Voices from the Camino
Camino Day 1: Andrew D’Ambrosio, KM
“My goal is to separate the horizontal City of man from the vertical City of God on a trail that is measured in days and miles and involves a heavy physical toll. How can I bring God more into my life? How do I make each stage, each step, not as a chance to celebrate an accomplishment but as a chance to thank God? That is what I will find out on the Camino. I will find out in The Way.”
Camino Day 2: Michelle Navarro, Order of Malta Pilgrimage Coordinator

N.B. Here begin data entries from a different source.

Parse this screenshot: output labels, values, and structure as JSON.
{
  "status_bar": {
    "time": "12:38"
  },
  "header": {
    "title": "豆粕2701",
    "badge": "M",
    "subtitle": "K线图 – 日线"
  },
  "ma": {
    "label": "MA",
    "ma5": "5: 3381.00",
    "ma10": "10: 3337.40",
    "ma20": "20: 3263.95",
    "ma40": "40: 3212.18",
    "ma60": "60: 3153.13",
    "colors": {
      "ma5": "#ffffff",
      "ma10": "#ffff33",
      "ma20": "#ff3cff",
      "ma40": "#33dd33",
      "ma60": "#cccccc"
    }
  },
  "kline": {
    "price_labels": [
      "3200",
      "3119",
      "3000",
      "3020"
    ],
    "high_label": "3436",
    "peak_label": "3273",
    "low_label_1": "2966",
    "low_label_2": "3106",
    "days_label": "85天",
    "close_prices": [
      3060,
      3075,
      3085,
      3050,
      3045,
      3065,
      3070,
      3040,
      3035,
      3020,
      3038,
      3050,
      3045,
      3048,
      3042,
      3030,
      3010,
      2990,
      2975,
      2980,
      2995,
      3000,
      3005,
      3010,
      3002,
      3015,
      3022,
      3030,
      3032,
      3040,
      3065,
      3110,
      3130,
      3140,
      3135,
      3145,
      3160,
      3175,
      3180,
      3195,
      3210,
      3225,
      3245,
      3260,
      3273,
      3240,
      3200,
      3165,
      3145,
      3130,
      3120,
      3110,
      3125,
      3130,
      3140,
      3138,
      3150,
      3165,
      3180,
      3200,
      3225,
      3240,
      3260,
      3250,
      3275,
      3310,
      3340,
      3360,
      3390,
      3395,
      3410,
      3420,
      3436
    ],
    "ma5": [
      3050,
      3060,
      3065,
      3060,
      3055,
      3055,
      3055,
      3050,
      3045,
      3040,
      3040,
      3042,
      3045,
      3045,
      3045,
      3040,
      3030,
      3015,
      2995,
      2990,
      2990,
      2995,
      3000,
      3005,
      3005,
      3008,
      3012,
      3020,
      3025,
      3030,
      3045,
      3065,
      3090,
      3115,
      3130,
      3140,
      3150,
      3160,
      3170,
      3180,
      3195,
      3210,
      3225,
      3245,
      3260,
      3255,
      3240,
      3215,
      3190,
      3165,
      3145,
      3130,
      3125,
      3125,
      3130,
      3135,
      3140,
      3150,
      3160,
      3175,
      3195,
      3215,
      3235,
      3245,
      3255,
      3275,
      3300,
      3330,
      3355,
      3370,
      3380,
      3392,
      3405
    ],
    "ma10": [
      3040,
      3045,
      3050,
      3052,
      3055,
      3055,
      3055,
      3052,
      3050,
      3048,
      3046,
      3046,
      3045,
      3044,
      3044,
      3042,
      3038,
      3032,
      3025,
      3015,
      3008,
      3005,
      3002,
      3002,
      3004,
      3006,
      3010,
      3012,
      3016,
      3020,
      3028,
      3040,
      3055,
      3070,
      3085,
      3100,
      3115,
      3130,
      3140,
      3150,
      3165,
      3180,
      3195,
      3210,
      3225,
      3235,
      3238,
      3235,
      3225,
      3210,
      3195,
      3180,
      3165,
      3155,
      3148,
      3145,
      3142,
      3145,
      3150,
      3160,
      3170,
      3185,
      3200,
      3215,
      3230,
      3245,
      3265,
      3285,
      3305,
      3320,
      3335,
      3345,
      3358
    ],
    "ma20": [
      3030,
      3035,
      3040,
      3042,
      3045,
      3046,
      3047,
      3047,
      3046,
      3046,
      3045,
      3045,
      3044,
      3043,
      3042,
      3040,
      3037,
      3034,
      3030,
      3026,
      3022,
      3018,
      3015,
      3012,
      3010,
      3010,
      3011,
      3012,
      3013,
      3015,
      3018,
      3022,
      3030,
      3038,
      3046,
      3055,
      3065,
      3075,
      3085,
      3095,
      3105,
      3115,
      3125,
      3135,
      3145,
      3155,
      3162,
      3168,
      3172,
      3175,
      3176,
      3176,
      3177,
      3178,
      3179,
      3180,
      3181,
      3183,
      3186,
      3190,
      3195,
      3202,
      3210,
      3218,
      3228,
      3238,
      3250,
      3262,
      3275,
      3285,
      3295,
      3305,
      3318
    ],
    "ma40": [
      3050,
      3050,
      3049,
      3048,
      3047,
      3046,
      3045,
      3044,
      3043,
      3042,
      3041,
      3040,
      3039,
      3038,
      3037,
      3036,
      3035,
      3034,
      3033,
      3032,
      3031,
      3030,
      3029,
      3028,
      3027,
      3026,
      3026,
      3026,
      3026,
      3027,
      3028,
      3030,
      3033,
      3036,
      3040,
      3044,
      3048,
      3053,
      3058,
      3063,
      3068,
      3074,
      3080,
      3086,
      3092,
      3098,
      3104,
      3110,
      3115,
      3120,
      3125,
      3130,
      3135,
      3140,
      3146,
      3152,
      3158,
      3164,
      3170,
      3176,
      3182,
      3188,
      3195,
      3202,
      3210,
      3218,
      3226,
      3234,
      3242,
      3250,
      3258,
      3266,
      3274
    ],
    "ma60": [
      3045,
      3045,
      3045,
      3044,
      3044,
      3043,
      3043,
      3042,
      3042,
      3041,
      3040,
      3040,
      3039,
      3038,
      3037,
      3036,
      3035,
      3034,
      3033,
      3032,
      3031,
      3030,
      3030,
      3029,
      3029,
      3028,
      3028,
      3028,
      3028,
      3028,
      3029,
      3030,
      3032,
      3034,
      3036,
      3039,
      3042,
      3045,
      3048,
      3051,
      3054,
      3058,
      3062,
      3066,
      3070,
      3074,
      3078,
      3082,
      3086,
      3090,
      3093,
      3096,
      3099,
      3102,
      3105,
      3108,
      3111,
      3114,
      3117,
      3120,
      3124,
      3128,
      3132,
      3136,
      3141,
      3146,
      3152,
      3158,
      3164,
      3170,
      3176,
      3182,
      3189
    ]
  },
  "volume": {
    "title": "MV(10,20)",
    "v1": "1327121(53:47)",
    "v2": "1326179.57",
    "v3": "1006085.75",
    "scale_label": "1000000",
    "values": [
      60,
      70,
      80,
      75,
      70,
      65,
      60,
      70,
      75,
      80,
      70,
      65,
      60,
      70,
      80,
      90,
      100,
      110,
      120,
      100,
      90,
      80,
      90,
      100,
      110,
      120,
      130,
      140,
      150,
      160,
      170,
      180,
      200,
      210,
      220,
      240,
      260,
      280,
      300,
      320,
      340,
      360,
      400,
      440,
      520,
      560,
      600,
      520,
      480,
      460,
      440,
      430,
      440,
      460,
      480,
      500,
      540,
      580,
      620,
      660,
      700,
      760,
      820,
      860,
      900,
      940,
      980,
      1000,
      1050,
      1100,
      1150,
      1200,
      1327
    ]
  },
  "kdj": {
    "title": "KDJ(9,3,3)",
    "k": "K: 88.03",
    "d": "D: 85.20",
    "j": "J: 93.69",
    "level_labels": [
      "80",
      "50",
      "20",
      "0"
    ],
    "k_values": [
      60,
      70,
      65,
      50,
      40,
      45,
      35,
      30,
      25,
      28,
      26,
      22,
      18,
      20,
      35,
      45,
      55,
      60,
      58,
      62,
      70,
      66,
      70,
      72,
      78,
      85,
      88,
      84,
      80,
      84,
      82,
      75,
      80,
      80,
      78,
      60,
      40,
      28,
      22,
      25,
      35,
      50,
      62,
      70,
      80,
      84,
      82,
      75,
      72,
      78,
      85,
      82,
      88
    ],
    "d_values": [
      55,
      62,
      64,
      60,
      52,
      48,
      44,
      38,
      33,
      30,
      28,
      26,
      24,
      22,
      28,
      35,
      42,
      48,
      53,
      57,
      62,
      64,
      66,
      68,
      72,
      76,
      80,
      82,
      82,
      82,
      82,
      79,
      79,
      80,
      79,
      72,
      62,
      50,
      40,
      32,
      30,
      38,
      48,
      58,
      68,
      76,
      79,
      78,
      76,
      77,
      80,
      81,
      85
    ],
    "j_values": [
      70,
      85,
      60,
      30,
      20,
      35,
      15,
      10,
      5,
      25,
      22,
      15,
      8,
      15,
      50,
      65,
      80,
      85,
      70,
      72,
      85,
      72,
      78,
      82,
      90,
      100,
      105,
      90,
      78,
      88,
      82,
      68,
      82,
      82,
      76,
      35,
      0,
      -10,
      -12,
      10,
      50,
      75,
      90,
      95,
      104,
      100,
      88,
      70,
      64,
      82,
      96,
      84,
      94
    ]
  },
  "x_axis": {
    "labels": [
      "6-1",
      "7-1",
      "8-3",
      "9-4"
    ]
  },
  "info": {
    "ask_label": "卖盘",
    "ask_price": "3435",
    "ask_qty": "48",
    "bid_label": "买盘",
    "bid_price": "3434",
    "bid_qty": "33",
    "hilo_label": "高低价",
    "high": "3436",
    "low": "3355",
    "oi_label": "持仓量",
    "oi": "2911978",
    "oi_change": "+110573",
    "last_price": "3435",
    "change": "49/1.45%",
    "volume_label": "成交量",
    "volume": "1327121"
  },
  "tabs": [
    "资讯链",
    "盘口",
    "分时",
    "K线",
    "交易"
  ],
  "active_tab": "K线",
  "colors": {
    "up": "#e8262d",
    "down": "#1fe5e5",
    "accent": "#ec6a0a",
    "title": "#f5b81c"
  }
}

“Like Lourdes, there are no words to describe it. How do you describe a journey with strangers who become family, with guests who have put their faith in us to take care of them, and fellow pilgrims who we rely on to keep us going when our bodies ache? A pilgrim who inquired about our journey at a rest stop said, ‘I have been on the Camino for twenty days and this is the first day I cried.’ And so did I.”
Camino Day 3: Micah Navarro, Orange Location Auxiliary
“We walk for four hours a day for several miles, and there is little respite for a contemplative moment. During the walk, I’m 100% focused on our malade and trying to make the journey for him as comfortable as possible. Whether it’s pulling the cart while fixated on the ground in front of me to make sure his ride is as smooth as possible or walking beside the cart to keep pace, it is tough to keep your personal goals and aspirations for the trip in focus. Our malade must always come first.”
Camino Day 4: Karen McClintock, DM and Team Captain
“After twenty years in the Order, multiple pilgrimages to Lourdes and Guadalupe, and local service in Los Angeles, I watch with fascination as our colleagues demonstrate respect and compassion on a level I’ve never seen. No matter the disability, I’ve watched them care for our lords in a matter that takes my breath away. I’ve shed many a tear as I watch them minister to our malade guests with indescribable tenderness and pure love.”
Camino Day 5: Scott Lukens, KM
“Our walk continued through the fog passing small streams and then to a hiking trail that took us to an albergue tucked in the woods. The ancient house and barn were remarkable for the quantity of hodgepodge decorations adorning them: a potted plant painted like a frog, another a cow, a collection of a dozen rubber duckies, just to name a few. No flat space wasted. Here, we enjoyed local desserts and fresh tomatoes before continuing on our journey.”
Camino Day 6: Andrew D’Ambrosio, KM
“With Santiago so close, the interior quietness sharpens while the exterior signs of pilgrims past and present grow. There are more pilgrims on the Camino now. The Way is not our own anymore….The monument is a twenty-foot high Cross with crucified Christ on one side and Mary holding infant Jesus on the other. It is a 17th century testament to those faithful who went before us. There are petitions and prayers as well as rocks and flowers at the base of the Cross -- symbols of our hope and trust in God.”
Last Day of the Camino: Richard Gardner, Guest
“I was very humbled by our Pilgrimage as I know all of us were. Each of us faced challenges in our lives. May we find comfort and confirmation in our faith by placing our love and trust in God’s hands as he will show us The Way. Thank you to all who made this journey and Pilgrimage possible for me.”